The Trayvon Martin trial is on, which brings back memories of hoodies, one of which Trayvon Martin was wearing when he was shot by George Zimmerman. Soon after the event, some commentators suggested, more or less, "Well, he was a black kid wearing a hoodie in a gated community, what would you expect?" ...
In the fall of 1991, the first autumn in the Victorian house my husband and I had bought, I went a little nuts and had ordered one thousand daffodil bulbs. The long-neglected garden cried out for color. But one thousand holes ... You are on your own, said my husband.
A young man from next door came over one day with his mother and asked if he might help me in the yard. He wanted to earn some money for school activities (the upcoming spring prom and all those other little extras his mom could not afford). I bought him gardening gloves and a foam kneeling pad so as not to hurt his knees and interfere with his football playing.
So the digging began.
Never one to complain, he did one day suggest we start a company called "We Be Bulbs."

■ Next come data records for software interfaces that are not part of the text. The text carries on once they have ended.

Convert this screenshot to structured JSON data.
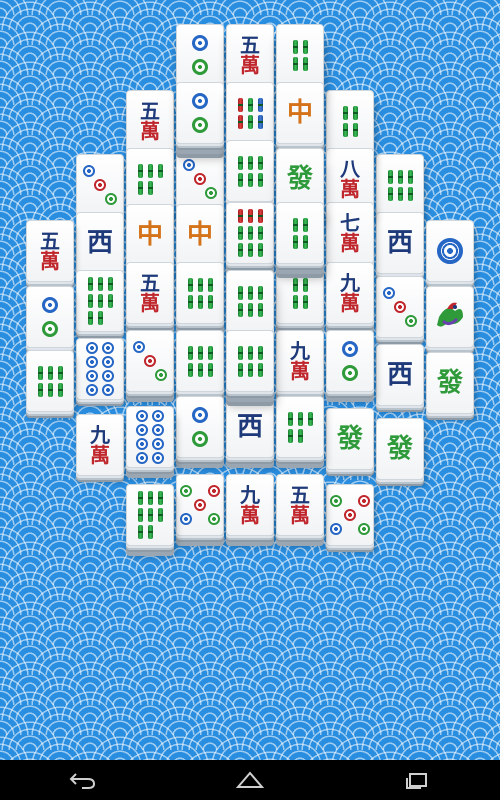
{
  "theme": {
    "background": "#2a8ee0",
    "tile_face": "#ffffff",
    "bamboo_green": "#2e9a3a",
    "character_red": "#c0272d",
    "navy": "#1f3a7a"
  },
  "tiles": [
    {
      "id": "t1",
      "kind": "circles",
      "count": 2,
      "label": ""
    },
    {
      "id": "t2",
      "kind": "character",
      "top": "五",
      "bottom": "萬"
    },
    {
      "id": "t3",
      "kind": "bamboo",
      "count": 4,
      "label": ""
    },
    {
      "id": "t4",
      "kind": "character",
      "top": "五",
      "bottom": "萬"
    },
    {
      "id": "t5",
      "kind": "circles",
      "count": 2,
      "label": ""
    },
    {
      "id": "t6",
      "kind": "bamboo",
      "count": 6,
      "label": ""
    },
    {
      "id": "t7",
      "kind": "honor",
      "text": "中"
    },
    {
      "id": "t8",
      "kind": "bamboo",
      "count": 4,
      "label": ""
    },
    {
      "id": "t9",
      "kind": "circles",
      "count": 3,
      "label": ""
    },
    {
      "id": "t10",
      "kind": "bamboo",
      "count": 5,
      "label": ""
    },
    {
      "id": "t11",
      "kind": "circles",
      "count": 3,
      "label": ""
    },
    {
      "id": "t12",
      "kind": "bamboo",
      "count": 6,
      "label": ""
    },
    {
      "id": "t13",
      "kind": "honor",
      "text": "發"
    },
    {
      "id": "t14",
      "kind": "character",
      "top": "八",
      "bottom": "萬"
    },
    {
      "id": "t15",
      "kind": "bamboo",
      "count": 6,
      "label": ""
    },
    {
      "id": "t16",
      "kind": "honor",
      "text": "西"
    },
    {
      "id": "t17",
      "kind": "honor",
      "text": "中"
    },
    {
      "id": "t18",
      "kind": "honor",
      "text": "中"
    },
    {
      "id": "t19",
      "kind": "bamboo",
      "count": 9,
      "label": ""
    },
    {
      "id": "t20",
      "kind": "bamboo",
      "count": 4,
      "label": ""
    },
    {
      "id": "t21",
      "kind": "character",
      "top": "七",
      "bottom": "萬"
    },
    {
      "id": "t22",
      "kind": "honor",
      "text": "西"
    },
    {
      "id": "t23",
      "kind": "circles",
      "count": 1,
      "label": ""
    },
    {
      "id": "t24",
      "kind": "character",
      "top": "五",
      "bottom": "萬"
    },
    {
      "id": "t25",
      "kind": "character",
      "top": "五",
      "bottom": "萬"
    },
    {
      "id": "t26",
      "kind": "bamboo",
      "count": 6,
      "label": ""
    },
    {
      "id": "t27",
      "kind": "bamboo",
      "count": 6,
      "label": ""
    },
    {
      "id": "t28",
      "kind": "bamboo",
      "count": 4,
      "label": ""
    },
    {
      "id": "t29",
      "kind": "character",
      "top": "九",
      "bottom": "萬"
    },
    {
      "id": "t30",
      "kind": "bamboo",
      "count": 8,
      "label": ""
    },
    {
      "id": "t31",
      "kind": "circles",
      "count": 3,
      "label": ""
    },
    {
      "id": "t32",
      "kind": "bird",
      "label": ""
    },
    {
      "id": "t33",
      "kind": "circles",
      "count": 2,
      "label": ""
    },
    {
      "id": "t34",
      "kind": "bamboo",
      "count": 6,
      "label": ""
    },
    {
      "id": "t35",
      "kind": "circles",
      "count": 8,
      "label": ""
    },
    {
      "id": "t36",
      "kind": "circles",
      "count": 3,
      "label": ""
    },
    {
      "id": "t37",
      "kind": "bamboo",
      "count": 6,
      "label": ""
    },
    {
      "id": "t38",
      "kind": "bamboo",
      "count": 6,
      "label": ""
    },
    {
      "id": "t39",
      "kind": "character",
      "top": "九",
      "bottom": "萬"
    },
    {
      "id": "t40",
      "kind": "circles",
      "count": 2,
      "label": ""
    },
    {
      "id": "t41",
      "kind": "honor",
      "text": "西"
    },
    {
      "id": "t42",
      "kind": "honor",
      "text": "發"
    },
    {
      "id": "t43",
      "kind": "character",
      "top": "九",
      "bottom": "萬"
    },
    {
      "id": "t44",
      "kind": "circles",
      "count": 8,
      "label": ""
    },
    {
      "id": "t45",
      "kind": "circles",
      "count": 2,
      "label": ""
    },
    {
      "id": "t46",
      "kind": "honor",
      "text": "西"
    },
    {
      "id": "t47",
      "kind": "bamboo",
      "count": 5,
      "label": ""
    },
    {
      "id": "t48",
      "kind": "honor",
      "text": "發"
    },
    {
      "id": "t49",
      "kind": "honor",
      "text": "發"
    },
    {
      "id": "t50",
      "kind": "bamboo",
      "count": 8,
      "label": ""
    },
    {
      "id": "t51",
      "kind": "circles",
      "count": 5,
      "label": ""
    },
    {
      "id": "t52",
      "kind": "character",
      "top": "九",
      "bottom": "萬"
    },
    {
      "id": "t53",
      "kind": "character",
      "top": "五",
      "bottom": "萬"
    },
    {
      "id": "t54",
      "kind": "circles",
      "count": 5,
      "label": ""
    }
  ],
  "navbar": {
    "back_icon": "back-arrow-icon",
    "home_icon": "home-icon",
    "recents_icon": "recents-icon"
  }
}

He was a really bright kid and good company. He asked a lot of good questions about gardening, bulbs and then our conversations turned to current events, music and anything else we came up with to help pass the arduous hours. He was very curious about what it had been like growing up in a small town, away from the city, a life so different from what he knew.
We decided to plant some veggies in the spring because he wanted to see how they grew. I teased him that tomatoes did not grow in back of the Giant Eagle.

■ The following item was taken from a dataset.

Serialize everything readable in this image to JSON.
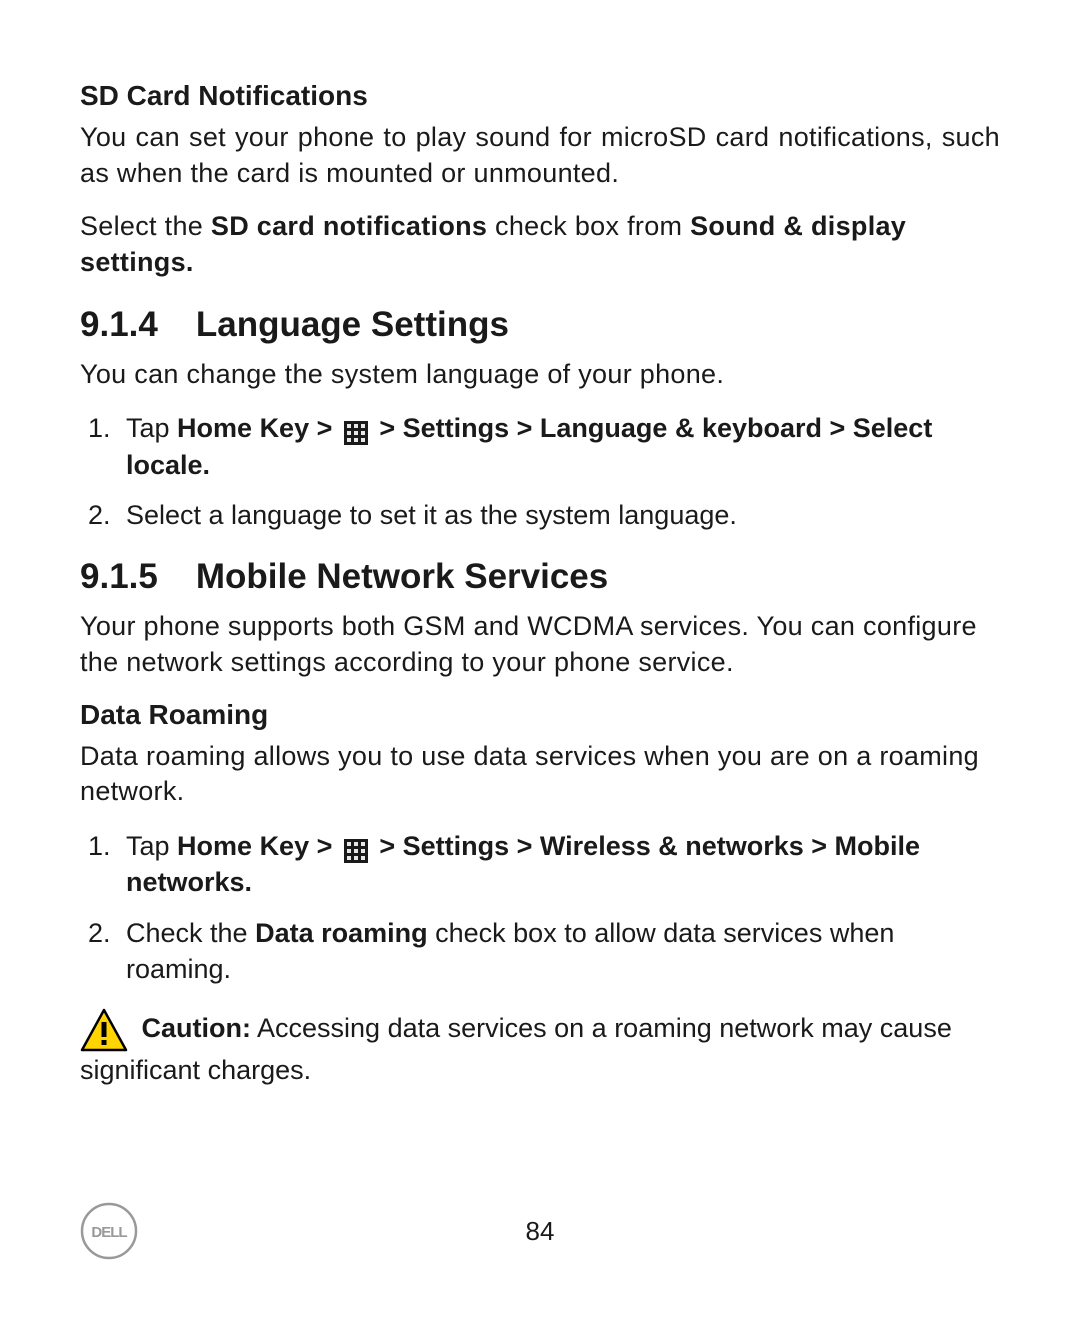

Not really knowing how much teenage boys eat, I would often run out of his favorite soft drink or snack and he would jog to the corner store for more. I rewarded us with pizza. I heard my first rap music when he loaned us some CDs. He asked for and we gave him our copies of The New York Times.
At one point, I began to notice that my companion from time to time would appear reluctant to come into our yard. So I asked him if there was a problem. He lowered his head. "Mrs. Parker, you should not be wearing that navy blue hoodie. This is Bloods territory and those are Crips colors." I looked down at my muddied sweatshirt with "Chatham" plastered across it in large white letters.
I was stunned. Into what alternate universe had we sunk all our money and hard work? Who would ever look at me, a blond, short, 40-ish white woman and see me as anything else? But when I put on that hoodie ...
We knew that it was a "transitional" neighborhood and learned after not too long that one of the city's worst open-air drug markets was just around the corner. Yes, I did call 911 more often than I talked to my mother. But I somehow felt safe there, immune from the drugs and guns. We had felt as youngish professionals that the city neighborhood needed us much more than a suburb.
I told my husband about Jamar's concern for me. Without hesitation, my husband said, "Ditch the hoodie." I eventually gave it to my niece in New Hampshire and bought a gray one from the Chatham bookstore. We both became more aware, and I will say, a little fearful of our surroundings. We wondered what other "cues" that we might be unaware of.
People started telling us all sorts of wild tales, mostly urban legends, involving your headlights, getting your ankles slashed in grocery store parking lots, what color your Christmas lights were and on and on. They warned me about keeping my hands in my pockets so as not to have any gesture misconstrued as a gang sign. It was a fearful time for so many; there was so much misunderstanding. Apparently it still is in neighborhoods everywhere.
Now I live in the country where other things in your yard will bring you trouble. The "wrong" candidate sign will get fire crackers thrown at your dog or get your car keyed. Now when I put on my hoodie it reminds me of how we judge each other by such externals and how deadly it can be.
By the way, the community where we had bought our Victorian, in Highland Park just next to East Liberty, is now considered "hot" for other reasons. It's been reborn, thanks to Google, Target, Home Depot and a lot of work by our former neighbors.
I would like to think that our investment at that time and place helped to contribute in some small but significant way.opinion_commentary
Susan Parker is a writer living in Ligonier (fiona1433@ verizon.net).